*WHAT IS REQUIRED*. Return only those lines of the records below in which "title" appears.

*DATA SUPPLIED*.
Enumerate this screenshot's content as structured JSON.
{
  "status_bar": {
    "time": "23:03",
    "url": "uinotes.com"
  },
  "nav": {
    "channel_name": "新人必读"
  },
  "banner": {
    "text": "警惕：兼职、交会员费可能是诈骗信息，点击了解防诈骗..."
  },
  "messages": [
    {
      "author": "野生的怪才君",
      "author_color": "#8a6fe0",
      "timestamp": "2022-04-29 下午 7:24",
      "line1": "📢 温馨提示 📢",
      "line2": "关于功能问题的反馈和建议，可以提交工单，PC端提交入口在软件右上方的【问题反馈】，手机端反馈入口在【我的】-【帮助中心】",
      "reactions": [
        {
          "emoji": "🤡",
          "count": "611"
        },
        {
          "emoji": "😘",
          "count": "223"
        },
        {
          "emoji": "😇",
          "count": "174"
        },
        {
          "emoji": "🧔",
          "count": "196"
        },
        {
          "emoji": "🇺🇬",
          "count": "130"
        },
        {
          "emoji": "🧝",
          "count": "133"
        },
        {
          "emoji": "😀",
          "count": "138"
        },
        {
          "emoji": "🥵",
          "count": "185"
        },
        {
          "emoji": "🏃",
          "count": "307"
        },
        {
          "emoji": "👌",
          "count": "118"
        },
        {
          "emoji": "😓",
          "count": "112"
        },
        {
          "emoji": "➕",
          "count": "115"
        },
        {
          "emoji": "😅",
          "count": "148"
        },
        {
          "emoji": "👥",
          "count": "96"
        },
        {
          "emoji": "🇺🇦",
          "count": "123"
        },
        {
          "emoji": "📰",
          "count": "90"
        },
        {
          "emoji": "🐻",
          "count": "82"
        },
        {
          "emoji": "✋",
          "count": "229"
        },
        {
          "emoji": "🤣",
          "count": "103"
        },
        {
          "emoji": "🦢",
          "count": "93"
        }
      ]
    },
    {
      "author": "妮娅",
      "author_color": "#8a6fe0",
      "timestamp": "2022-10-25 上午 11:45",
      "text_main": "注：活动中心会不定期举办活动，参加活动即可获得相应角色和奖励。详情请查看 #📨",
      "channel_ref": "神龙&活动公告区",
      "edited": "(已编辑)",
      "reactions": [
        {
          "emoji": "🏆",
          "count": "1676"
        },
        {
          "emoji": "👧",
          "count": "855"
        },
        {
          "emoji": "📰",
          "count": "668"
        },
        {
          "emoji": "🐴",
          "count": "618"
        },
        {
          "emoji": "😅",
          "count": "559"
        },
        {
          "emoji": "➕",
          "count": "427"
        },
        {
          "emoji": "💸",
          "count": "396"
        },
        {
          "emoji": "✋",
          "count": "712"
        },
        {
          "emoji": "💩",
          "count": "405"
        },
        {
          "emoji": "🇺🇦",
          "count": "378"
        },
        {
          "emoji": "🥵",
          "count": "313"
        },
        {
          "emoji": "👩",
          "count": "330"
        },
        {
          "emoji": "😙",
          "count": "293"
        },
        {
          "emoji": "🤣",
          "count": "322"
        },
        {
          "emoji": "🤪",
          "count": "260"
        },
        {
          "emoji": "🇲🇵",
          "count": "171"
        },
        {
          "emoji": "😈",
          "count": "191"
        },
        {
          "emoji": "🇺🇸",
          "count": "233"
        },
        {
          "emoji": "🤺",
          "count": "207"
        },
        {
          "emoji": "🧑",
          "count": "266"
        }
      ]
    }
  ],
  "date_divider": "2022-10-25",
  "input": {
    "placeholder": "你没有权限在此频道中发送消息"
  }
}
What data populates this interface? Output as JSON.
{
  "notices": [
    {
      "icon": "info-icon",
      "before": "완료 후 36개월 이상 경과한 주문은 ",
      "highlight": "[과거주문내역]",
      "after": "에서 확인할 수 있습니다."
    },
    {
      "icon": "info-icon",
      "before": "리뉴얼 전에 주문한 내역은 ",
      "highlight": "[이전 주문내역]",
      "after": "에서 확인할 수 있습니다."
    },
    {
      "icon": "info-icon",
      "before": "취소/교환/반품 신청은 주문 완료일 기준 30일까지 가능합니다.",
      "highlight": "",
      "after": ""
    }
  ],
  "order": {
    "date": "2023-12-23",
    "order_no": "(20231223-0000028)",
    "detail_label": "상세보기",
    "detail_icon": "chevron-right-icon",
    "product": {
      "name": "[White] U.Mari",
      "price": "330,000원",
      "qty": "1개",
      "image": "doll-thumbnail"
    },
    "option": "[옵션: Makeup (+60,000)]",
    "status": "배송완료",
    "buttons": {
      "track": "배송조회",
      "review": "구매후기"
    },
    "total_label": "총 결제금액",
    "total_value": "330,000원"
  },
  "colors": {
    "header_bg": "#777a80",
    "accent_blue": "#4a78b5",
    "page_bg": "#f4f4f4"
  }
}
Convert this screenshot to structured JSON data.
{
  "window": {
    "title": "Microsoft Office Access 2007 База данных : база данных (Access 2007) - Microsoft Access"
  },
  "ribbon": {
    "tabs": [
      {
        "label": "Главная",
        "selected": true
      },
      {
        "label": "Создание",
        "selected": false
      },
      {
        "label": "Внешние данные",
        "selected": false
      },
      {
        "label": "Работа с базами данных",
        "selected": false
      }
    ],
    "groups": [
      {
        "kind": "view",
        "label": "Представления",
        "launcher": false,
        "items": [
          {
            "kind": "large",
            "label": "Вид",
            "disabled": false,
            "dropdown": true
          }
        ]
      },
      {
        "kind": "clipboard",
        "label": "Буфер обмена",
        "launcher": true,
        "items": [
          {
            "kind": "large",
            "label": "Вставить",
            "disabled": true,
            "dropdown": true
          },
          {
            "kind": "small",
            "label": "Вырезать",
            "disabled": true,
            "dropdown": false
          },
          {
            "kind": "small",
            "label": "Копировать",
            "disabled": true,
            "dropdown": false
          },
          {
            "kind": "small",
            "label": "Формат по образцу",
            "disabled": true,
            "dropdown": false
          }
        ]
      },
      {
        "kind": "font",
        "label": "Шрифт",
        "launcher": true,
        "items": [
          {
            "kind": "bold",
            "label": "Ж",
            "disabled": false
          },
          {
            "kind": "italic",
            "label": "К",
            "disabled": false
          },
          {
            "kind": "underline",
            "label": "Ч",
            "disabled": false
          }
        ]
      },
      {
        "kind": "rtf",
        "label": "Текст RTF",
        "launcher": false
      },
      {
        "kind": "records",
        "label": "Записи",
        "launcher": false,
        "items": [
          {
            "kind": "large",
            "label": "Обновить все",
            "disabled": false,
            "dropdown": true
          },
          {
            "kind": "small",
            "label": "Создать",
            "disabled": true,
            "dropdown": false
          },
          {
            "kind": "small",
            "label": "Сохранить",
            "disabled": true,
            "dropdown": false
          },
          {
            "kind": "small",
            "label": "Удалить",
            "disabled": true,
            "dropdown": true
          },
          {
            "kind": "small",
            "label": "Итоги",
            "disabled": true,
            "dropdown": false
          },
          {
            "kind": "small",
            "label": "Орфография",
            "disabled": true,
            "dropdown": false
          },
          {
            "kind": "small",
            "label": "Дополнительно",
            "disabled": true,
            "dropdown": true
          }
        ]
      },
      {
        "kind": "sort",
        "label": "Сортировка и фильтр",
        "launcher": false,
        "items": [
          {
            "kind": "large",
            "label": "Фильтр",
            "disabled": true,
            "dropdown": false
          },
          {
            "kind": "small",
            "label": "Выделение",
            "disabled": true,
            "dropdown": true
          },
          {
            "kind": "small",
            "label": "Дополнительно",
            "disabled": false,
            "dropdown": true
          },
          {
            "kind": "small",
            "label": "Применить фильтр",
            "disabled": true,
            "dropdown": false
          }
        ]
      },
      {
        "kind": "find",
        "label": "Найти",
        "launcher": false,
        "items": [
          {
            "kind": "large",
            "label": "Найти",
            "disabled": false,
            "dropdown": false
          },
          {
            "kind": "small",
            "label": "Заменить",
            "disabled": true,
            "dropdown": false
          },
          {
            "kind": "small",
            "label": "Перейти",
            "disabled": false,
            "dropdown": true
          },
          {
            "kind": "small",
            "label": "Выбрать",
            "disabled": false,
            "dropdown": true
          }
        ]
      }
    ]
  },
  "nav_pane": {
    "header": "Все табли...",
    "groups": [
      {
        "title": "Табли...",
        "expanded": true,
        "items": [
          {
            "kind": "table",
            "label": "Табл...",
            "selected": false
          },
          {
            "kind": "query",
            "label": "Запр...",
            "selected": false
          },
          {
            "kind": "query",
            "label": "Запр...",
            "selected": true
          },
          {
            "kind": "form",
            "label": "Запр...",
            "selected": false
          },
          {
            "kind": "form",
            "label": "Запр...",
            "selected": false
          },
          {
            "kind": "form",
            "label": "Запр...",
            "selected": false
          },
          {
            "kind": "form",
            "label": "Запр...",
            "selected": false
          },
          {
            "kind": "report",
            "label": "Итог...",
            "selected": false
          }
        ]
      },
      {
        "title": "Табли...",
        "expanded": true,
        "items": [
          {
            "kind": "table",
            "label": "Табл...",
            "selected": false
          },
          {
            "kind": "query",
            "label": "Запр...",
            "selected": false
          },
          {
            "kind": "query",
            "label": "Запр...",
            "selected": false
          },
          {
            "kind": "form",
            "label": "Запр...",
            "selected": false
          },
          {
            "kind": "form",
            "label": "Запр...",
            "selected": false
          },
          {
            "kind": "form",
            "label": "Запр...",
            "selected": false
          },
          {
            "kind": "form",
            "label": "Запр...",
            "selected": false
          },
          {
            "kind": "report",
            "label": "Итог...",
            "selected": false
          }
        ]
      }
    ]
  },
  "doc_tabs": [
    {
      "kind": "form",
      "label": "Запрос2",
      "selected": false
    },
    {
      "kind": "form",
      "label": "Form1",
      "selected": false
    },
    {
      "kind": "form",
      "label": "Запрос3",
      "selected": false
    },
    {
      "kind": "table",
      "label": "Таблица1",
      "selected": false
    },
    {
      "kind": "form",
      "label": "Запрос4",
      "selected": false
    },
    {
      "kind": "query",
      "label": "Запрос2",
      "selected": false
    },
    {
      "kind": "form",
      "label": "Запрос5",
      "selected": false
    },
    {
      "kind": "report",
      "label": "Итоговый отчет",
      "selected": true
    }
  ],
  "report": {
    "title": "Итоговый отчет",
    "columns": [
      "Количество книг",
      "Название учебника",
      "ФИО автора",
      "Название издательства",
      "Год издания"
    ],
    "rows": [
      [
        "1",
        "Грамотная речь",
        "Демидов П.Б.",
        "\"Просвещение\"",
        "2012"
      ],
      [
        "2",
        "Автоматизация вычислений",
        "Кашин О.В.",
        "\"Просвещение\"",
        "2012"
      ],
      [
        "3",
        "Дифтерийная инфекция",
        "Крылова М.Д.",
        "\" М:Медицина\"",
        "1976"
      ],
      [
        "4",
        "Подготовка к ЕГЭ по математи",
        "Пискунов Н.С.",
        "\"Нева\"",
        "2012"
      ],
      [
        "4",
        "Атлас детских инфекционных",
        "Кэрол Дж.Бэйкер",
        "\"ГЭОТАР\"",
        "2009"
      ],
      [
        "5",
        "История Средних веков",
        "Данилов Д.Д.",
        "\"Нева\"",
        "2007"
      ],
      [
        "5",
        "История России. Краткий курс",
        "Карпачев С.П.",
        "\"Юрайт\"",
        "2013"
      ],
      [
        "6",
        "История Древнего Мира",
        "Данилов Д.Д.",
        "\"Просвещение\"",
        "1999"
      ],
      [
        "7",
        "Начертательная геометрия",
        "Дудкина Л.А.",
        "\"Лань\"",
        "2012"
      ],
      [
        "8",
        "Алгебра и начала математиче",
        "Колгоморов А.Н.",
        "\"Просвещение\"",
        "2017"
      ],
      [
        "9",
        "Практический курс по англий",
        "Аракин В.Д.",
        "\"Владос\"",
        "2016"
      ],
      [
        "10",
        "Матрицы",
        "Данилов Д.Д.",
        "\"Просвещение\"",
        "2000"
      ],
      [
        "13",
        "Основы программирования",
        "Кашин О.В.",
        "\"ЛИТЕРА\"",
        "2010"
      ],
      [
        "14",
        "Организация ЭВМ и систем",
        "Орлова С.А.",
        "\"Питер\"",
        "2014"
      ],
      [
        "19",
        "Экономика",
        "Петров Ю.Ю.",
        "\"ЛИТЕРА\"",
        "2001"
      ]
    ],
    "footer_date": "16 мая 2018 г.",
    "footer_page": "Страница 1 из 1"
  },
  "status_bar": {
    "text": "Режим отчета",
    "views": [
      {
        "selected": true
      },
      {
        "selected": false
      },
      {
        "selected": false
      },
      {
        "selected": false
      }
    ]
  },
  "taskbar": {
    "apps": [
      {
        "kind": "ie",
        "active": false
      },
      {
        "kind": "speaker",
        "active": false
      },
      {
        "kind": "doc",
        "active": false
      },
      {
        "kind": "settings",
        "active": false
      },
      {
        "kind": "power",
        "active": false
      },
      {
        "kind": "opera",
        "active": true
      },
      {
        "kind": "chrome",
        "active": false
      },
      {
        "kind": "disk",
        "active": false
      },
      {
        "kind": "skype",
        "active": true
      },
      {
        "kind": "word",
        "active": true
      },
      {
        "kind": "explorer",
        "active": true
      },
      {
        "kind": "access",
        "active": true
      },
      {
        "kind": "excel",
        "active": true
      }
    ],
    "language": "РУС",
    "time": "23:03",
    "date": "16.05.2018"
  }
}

*WORKED SOLUTION*.
    "title": "Microsoft Office Access 2007 База данных : база данных (Access 2007) - Microsoft Access"
        "title": "Табли...",
        "title": "Табли...",
    "title": "Итоговый отчет",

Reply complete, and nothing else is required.